Thursday, February 22, 2024

The Front Row with JASON ELLIOTT June 9, 2010

| June 9, 2010 9:00 PM

May the best teams get the right calls

Like them or not, any referee's job is not an easy one.

Considering the past week in the sports world, with missed calls in the NBA finals and Major League Baseball, that target on their back isn't going away anytime soon.

LAST WEDNESDAY night, a missed call in the top of the ninth inning cost Detroit pitcher Armando Galarraga a perfect game against the Cleveland Indians.

Cleveland shortstop Jason Donald hit a routine grounder to Detroit first baseman Miguel Cabrera with two out in the ninth inning. As Galarraga went to cover first base, the throw was apparently too late, and the hitter was awarded first base. First base umpire Jim Joyce had the same angle he'd called a number of outs that night, but this time was different.

This time, he missed it.

It was the first and only runner to reach base that night for Cleveland, as Galarraga finished the game with a one-hit shutout.

After the game, Joyce returned to the umpire's room, looked over the video and noticed he missed the call, costing Galarraga the first perfect game in his career.

Later that night, Joyce admitted he was wrong, apologized and moved on to the next game, shaking Galarraga's hand before the start of the next game.

Kudos to Joyce.

You don't see an umpire admit to messing up the way he did.

FOR REFEREES in boxing, it can be just as hard to make a decision on the conclusion of a match.

During the bout between Anthony Greenidge and Shawn Hawk last week at the Coeur d'Alene Casino, an accidental headbutt ended up costing Greenidge, who was mounting a furious comeback in the seventh of the scheduled 10-round bout. Greenidge, who opened a cut by accident, had his corner fighting for him that Hawk was opened by a punch, not the other way around.
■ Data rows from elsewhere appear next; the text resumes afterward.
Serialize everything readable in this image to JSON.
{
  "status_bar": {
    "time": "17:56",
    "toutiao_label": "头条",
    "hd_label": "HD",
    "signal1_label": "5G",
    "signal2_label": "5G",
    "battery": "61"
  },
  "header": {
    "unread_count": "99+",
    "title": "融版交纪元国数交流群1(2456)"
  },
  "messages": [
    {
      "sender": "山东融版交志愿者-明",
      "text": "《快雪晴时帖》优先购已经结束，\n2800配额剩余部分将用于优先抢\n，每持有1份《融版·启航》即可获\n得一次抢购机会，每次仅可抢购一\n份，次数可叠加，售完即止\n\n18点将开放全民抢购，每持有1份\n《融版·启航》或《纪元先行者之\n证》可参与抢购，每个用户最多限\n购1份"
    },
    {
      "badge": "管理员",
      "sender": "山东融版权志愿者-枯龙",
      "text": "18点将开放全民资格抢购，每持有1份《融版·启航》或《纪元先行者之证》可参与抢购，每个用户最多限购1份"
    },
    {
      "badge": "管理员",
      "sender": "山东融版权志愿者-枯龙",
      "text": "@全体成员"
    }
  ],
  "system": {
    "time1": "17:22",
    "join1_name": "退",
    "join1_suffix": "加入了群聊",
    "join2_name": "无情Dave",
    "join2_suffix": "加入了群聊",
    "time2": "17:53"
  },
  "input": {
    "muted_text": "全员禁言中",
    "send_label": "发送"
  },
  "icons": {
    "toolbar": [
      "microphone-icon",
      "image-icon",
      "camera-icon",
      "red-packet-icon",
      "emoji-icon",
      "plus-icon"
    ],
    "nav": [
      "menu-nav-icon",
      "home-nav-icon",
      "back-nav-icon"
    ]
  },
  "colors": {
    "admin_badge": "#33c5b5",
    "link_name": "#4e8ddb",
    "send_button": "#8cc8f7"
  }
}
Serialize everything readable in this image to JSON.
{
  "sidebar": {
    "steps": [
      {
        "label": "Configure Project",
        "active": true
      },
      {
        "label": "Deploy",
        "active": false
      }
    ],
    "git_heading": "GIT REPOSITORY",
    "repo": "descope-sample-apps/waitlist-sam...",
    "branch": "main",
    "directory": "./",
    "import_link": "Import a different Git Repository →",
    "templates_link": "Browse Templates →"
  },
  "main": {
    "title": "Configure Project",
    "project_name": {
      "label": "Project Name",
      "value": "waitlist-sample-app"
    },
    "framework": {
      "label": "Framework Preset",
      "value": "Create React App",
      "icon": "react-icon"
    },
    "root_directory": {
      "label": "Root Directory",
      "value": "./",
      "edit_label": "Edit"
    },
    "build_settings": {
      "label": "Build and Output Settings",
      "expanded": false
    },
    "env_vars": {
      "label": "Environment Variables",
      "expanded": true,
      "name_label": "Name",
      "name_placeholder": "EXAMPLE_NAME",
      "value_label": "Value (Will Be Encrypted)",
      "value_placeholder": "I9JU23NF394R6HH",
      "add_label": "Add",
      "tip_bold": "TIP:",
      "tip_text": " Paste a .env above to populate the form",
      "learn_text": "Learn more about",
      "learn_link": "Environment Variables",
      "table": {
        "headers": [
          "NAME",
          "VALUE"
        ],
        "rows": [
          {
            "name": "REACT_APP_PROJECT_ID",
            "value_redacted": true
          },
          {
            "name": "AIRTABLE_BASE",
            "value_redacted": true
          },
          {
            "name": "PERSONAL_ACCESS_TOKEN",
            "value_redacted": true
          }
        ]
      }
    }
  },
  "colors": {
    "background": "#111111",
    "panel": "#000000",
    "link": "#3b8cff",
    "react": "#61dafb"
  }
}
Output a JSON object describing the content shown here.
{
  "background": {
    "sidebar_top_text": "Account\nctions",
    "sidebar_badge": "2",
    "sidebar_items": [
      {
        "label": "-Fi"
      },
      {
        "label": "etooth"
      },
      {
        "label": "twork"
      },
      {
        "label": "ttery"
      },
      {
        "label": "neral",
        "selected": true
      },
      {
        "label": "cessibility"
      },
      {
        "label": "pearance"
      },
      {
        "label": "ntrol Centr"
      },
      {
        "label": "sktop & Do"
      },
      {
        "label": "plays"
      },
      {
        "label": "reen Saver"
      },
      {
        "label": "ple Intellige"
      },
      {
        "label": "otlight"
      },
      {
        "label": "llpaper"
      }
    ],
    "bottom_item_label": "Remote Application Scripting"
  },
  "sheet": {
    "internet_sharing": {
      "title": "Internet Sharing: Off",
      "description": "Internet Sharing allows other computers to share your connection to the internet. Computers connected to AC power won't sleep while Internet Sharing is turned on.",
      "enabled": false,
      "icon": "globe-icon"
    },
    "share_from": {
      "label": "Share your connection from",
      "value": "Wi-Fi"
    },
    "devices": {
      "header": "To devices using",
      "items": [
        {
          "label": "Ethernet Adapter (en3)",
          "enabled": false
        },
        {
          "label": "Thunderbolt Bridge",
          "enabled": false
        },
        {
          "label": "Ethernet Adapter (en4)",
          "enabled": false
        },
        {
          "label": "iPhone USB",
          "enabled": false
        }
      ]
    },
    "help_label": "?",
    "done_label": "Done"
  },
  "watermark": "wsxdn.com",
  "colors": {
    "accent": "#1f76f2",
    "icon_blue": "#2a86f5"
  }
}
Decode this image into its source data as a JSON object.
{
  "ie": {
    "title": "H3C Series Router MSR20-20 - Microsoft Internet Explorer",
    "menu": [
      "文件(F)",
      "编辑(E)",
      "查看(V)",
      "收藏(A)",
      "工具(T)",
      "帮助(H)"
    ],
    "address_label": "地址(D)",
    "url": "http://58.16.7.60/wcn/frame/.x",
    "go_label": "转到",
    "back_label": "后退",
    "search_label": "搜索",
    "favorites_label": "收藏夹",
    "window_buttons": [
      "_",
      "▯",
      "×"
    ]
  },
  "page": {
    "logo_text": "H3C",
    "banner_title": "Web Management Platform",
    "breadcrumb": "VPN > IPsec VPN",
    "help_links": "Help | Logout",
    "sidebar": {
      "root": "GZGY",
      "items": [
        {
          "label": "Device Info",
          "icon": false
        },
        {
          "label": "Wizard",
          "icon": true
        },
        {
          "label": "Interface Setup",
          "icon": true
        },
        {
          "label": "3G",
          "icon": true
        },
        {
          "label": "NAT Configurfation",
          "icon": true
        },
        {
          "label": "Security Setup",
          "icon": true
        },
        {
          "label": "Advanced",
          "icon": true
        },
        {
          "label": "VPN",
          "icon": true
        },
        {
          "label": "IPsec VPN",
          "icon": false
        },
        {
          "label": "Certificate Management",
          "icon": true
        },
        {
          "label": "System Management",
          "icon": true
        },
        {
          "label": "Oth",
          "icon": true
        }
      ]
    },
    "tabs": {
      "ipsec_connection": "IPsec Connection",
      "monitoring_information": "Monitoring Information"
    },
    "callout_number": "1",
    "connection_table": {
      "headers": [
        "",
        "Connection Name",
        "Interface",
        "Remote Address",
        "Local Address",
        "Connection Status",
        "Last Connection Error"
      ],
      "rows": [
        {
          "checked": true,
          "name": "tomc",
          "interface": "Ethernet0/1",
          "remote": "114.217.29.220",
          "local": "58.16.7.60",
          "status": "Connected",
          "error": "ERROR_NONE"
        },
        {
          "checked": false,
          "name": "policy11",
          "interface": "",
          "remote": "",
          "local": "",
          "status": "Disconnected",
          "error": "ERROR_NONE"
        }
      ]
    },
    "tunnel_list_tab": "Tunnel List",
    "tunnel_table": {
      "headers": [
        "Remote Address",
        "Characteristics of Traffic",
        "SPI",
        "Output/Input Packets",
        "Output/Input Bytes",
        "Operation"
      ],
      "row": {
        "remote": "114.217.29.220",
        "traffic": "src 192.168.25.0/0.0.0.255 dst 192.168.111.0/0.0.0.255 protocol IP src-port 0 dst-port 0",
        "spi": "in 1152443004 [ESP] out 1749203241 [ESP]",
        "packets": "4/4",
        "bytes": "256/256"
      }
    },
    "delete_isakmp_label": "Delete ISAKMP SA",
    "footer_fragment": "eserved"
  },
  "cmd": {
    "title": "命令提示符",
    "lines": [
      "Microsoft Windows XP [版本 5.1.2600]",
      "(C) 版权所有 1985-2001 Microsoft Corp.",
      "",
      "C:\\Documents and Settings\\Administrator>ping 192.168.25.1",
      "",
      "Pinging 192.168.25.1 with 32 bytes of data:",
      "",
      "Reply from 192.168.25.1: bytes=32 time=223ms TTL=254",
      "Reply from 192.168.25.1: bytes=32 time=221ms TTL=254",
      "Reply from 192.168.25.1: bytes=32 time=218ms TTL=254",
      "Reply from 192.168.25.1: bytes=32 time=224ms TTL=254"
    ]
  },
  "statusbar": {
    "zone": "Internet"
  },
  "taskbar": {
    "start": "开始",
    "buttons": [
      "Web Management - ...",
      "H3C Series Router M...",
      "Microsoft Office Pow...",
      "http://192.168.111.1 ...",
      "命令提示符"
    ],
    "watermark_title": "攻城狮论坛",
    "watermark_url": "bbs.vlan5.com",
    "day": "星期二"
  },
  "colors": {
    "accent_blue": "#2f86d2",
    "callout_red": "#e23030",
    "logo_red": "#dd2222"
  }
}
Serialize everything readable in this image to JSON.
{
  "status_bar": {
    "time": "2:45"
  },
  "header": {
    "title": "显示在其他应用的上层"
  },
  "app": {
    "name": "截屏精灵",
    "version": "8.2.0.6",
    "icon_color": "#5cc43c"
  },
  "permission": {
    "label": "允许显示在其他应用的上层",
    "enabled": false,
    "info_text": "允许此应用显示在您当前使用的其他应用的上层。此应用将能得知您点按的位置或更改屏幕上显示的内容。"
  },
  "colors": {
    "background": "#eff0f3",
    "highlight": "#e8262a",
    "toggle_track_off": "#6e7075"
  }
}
None of that mattered as they went to the scorecards after the round, with Hawk getting the win.

Could the match have continued? Most likely. Those fans booing probably felt the same.

BUT TO think just anyone could step into their shoes isn't totally accurate.

Officials are trained to make split-second decisions, whether good or bad.

Outside of a couple bad calls once in a while, they get them right 95 percent of the time.

But, the best games you see are the ones when you don't know the umpires/referees are there.

As the NBA finals and Stanley Cup finals continue to get closer, expect a lot more questionable calls.

However things conclude, all I hope is the best team wins.

And officials have nothing to do with the outcome.

Jason Elliott is a sports writer for the Coeur d'Alene Press. He can be reached via phone at 664-8176, Ext. 2020 or e-mail at